**WHAT THE TASK ASKS:**
All lines holding the word "placeholder" are to be copied from the records beneath.

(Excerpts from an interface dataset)

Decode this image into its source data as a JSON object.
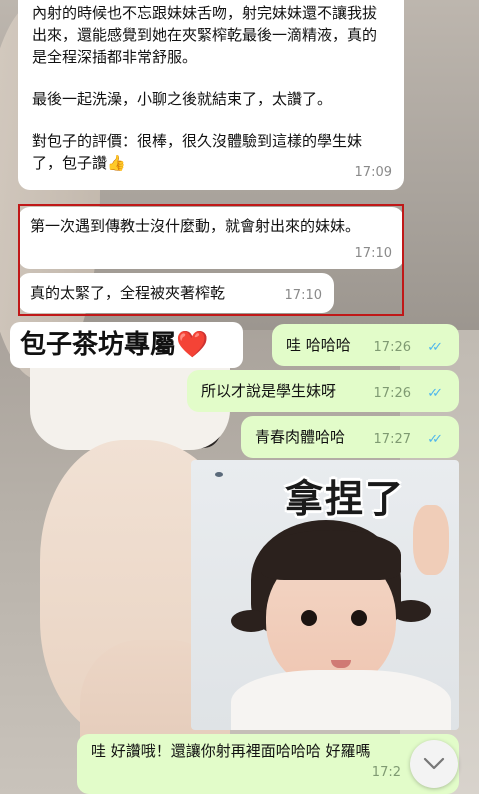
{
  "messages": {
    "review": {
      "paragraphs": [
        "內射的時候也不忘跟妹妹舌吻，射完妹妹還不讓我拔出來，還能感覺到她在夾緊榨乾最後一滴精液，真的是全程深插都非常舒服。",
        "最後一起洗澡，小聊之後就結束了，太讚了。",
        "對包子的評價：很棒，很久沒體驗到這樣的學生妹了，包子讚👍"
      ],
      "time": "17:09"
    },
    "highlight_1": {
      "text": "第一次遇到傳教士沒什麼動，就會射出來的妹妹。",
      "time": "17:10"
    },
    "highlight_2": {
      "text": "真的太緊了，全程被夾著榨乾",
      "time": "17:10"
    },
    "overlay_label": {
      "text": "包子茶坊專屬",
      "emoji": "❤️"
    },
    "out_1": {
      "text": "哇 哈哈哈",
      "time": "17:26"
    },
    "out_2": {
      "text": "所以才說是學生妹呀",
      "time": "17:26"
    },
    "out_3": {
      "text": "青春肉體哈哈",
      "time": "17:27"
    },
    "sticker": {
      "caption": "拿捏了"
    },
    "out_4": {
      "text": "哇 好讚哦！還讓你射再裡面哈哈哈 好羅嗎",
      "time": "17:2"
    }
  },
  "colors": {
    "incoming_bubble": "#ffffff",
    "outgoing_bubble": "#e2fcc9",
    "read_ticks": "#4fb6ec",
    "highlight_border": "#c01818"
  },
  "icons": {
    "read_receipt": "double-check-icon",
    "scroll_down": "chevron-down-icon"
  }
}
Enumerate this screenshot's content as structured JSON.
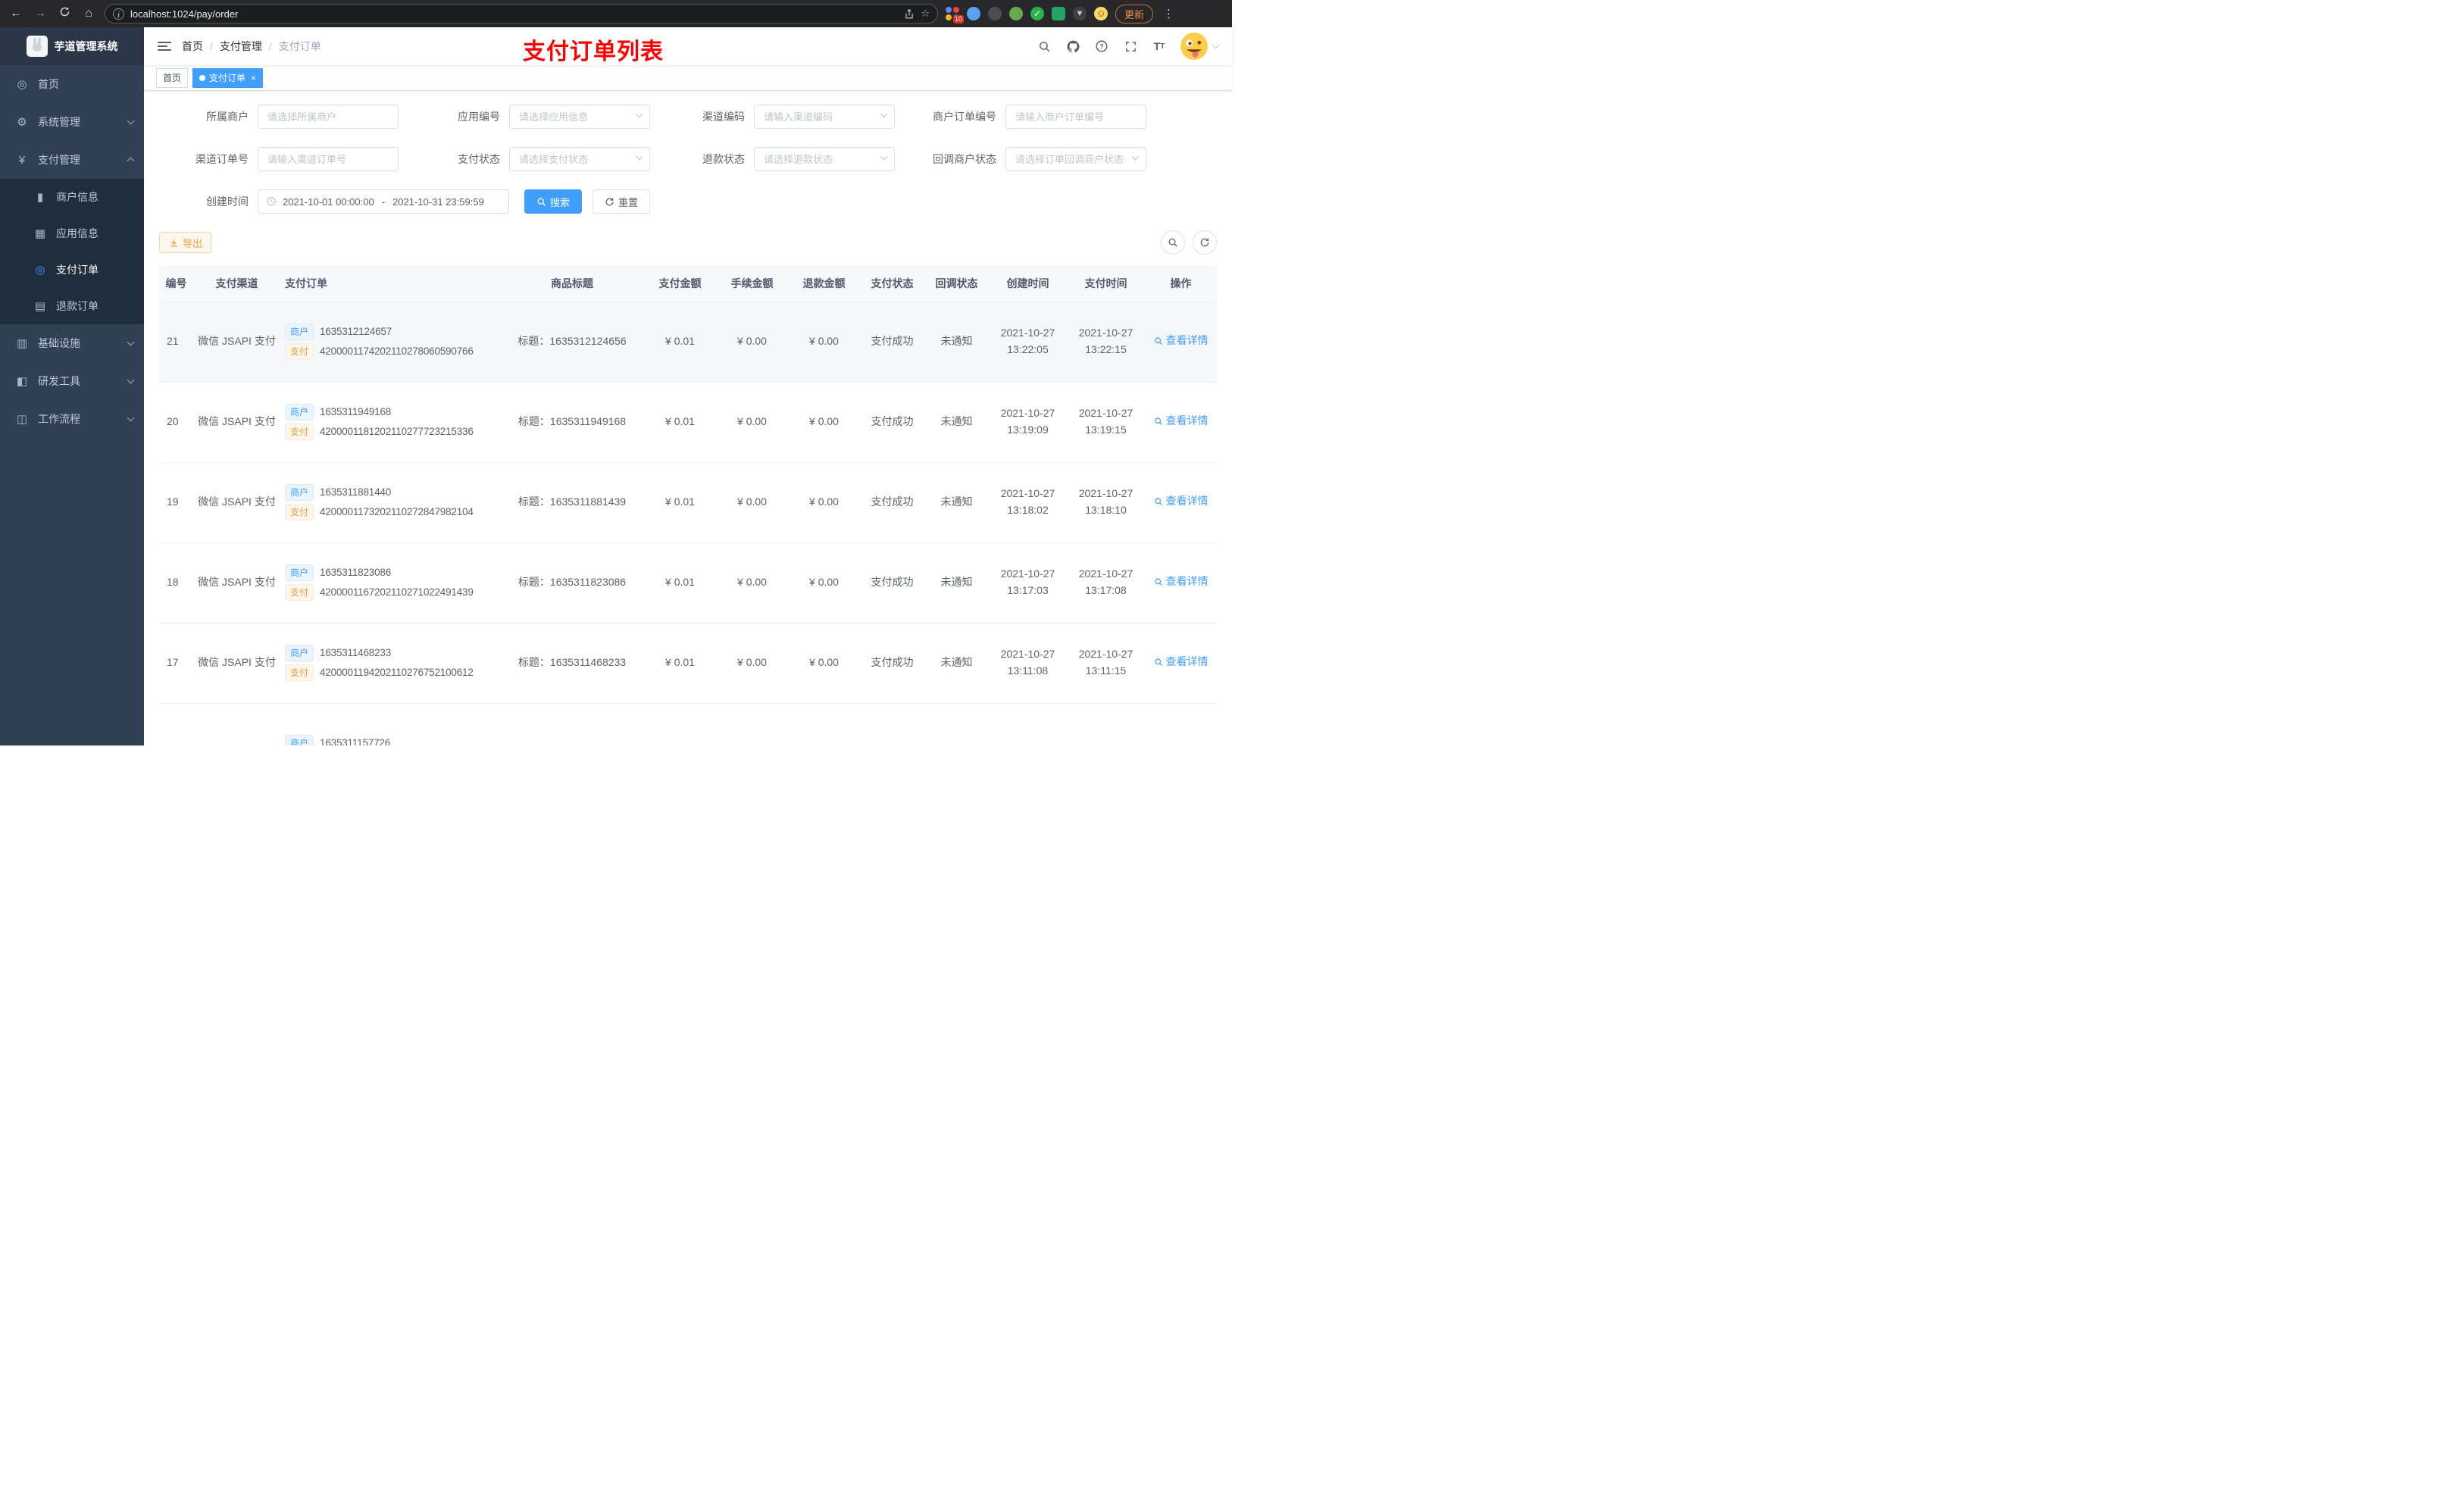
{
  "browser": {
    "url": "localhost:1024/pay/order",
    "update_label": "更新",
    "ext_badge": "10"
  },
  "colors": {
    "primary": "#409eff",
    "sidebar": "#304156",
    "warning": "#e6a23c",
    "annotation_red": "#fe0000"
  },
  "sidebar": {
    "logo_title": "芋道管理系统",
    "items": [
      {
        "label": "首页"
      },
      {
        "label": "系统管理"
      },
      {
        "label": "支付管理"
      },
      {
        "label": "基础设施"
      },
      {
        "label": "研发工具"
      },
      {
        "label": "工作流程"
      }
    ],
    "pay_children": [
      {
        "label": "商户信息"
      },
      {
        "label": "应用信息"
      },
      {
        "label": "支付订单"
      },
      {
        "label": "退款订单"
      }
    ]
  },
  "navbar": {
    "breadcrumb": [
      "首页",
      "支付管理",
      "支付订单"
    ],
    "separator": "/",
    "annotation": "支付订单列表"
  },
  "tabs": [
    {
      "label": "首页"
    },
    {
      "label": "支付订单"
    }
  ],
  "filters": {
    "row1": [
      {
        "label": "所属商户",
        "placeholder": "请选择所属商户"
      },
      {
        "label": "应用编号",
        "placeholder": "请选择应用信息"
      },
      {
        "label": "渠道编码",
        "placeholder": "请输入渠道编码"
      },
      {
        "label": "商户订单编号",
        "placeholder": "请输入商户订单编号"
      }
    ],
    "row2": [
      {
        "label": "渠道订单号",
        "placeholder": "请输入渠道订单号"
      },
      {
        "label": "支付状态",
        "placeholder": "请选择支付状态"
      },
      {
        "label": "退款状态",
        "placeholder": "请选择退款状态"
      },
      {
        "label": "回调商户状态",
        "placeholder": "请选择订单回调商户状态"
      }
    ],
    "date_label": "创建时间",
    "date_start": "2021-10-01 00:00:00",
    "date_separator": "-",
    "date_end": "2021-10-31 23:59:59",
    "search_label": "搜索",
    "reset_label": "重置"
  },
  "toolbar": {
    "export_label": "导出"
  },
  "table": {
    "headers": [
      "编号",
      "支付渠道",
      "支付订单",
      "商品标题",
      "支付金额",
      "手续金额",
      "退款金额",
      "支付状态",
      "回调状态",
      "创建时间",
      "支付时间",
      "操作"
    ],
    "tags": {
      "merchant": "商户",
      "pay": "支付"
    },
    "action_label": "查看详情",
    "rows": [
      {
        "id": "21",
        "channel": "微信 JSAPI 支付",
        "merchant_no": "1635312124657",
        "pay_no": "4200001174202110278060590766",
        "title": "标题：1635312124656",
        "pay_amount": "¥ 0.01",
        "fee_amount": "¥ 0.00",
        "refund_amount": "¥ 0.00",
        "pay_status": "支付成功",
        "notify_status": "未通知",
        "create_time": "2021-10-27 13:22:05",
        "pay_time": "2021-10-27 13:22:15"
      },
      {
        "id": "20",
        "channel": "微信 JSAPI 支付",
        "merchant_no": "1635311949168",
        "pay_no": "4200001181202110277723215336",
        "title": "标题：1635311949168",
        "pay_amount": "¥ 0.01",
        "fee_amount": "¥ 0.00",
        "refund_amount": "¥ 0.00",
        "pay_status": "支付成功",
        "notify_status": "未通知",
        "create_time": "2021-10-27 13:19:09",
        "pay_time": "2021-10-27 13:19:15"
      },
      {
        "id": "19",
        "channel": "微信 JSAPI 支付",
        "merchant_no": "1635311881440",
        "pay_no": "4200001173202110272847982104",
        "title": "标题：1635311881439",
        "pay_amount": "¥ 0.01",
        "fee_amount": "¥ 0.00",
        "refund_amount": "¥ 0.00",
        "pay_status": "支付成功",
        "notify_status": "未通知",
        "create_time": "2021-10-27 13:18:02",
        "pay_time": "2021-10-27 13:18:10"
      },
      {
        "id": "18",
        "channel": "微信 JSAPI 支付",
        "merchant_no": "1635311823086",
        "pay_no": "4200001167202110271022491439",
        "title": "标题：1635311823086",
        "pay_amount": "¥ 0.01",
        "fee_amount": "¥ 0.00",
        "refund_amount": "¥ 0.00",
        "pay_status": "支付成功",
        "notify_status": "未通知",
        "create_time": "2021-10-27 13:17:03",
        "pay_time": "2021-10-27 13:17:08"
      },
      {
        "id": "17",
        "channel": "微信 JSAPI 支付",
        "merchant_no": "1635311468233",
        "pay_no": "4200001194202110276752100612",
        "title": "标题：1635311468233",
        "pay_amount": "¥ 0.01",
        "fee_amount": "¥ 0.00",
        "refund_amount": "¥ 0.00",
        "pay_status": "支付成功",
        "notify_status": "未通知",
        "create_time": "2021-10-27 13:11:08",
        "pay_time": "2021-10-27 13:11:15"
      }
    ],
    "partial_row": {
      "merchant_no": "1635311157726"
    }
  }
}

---

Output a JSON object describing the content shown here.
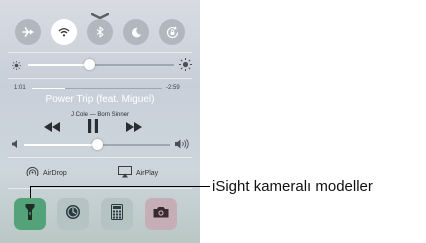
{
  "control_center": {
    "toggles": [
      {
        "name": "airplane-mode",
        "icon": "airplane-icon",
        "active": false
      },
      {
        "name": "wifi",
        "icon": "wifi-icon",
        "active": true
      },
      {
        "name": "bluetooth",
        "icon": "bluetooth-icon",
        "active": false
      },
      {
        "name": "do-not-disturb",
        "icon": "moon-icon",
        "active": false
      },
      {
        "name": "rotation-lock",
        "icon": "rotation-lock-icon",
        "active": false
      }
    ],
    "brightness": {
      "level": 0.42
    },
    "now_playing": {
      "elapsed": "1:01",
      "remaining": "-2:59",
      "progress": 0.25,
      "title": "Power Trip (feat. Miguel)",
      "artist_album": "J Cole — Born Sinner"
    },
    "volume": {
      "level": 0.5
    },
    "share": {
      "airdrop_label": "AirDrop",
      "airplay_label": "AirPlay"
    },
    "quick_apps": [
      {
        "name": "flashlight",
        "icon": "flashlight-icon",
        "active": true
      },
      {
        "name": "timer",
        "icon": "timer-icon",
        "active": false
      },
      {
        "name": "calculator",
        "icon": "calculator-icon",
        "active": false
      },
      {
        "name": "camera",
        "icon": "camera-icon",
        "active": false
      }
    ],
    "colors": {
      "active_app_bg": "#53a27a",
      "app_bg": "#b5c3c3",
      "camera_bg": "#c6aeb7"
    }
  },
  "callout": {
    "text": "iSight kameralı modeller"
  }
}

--

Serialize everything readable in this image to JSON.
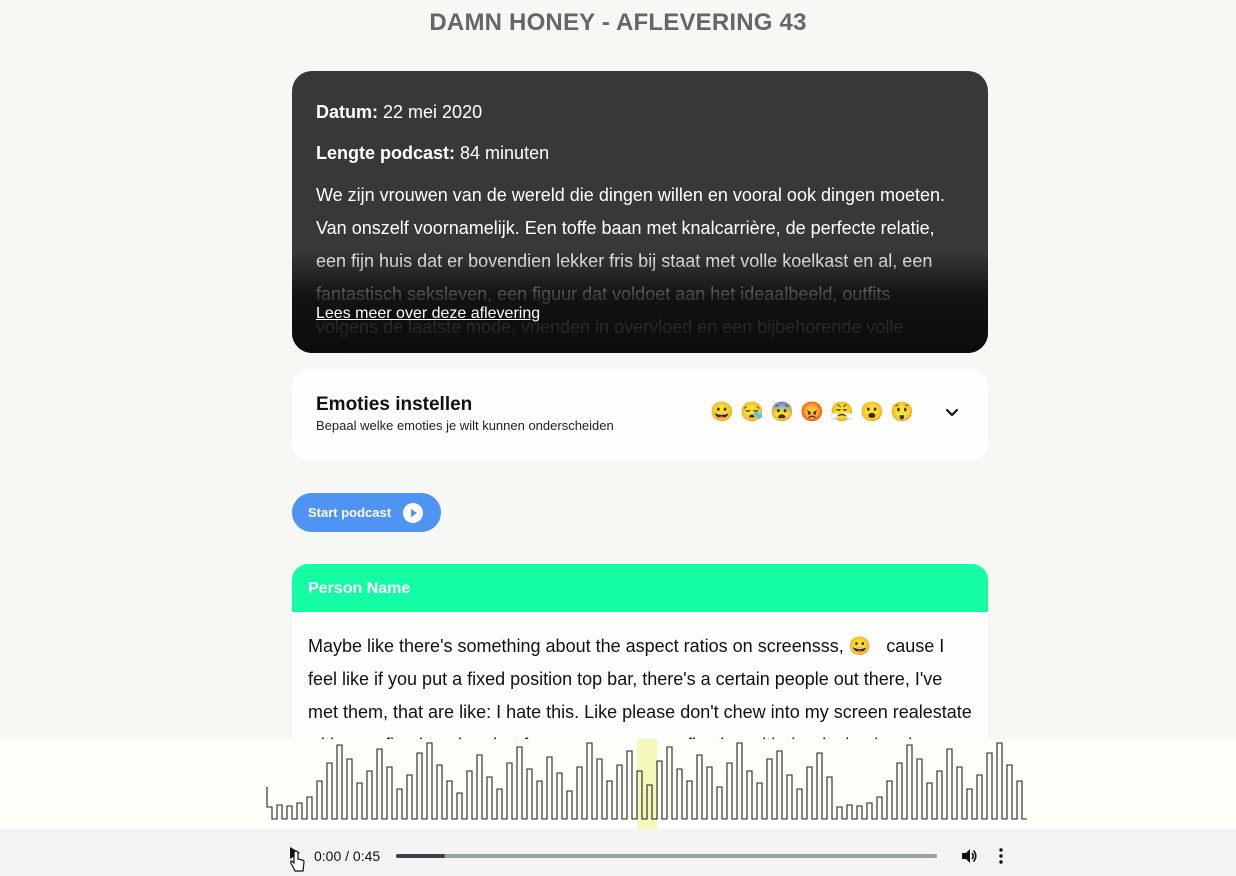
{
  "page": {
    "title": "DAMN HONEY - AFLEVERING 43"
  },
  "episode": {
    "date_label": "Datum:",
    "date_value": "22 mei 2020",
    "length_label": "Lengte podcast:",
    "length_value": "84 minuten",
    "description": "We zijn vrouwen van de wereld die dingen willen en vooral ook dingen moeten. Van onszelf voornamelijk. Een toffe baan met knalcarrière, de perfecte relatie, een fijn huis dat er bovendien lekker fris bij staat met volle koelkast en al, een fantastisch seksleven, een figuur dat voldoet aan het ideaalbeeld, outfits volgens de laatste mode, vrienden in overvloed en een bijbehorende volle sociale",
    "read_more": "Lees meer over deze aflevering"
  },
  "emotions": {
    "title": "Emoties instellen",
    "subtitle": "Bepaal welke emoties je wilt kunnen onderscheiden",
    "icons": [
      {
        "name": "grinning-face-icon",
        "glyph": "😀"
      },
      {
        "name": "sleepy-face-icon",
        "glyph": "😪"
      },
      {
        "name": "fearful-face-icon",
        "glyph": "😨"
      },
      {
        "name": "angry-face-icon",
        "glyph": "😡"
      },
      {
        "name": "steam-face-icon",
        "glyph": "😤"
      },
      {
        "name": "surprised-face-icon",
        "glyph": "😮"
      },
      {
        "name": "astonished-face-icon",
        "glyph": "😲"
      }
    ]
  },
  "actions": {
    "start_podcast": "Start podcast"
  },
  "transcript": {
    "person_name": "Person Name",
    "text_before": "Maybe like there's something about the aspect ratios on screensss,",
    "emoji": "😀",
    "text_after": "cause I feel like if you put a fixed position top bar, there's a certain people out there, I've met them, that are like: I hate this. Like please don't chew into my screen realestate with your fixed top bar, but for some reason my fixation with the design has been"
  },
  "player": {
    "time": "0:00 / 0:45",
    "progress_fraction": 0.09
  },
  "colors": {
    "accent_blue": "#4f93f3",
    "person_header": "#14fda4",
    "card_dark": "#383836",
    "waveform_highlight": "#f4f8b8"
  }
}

**REPLY TO THE EXERCISE:**
        "placeholder": "请选择所属商户"
        "placeholder": "请选择应用信息"
        "placeholder": "请输入渠道编码"
        "placeholder": "请输入商户订单编号"
        "placeholder": "请输入渠道订单号"
        "placeholder": "请选择支付状态"
        "placeholder": "请选择退款状态"
        "placeholder": "请选择订单回调商户状态"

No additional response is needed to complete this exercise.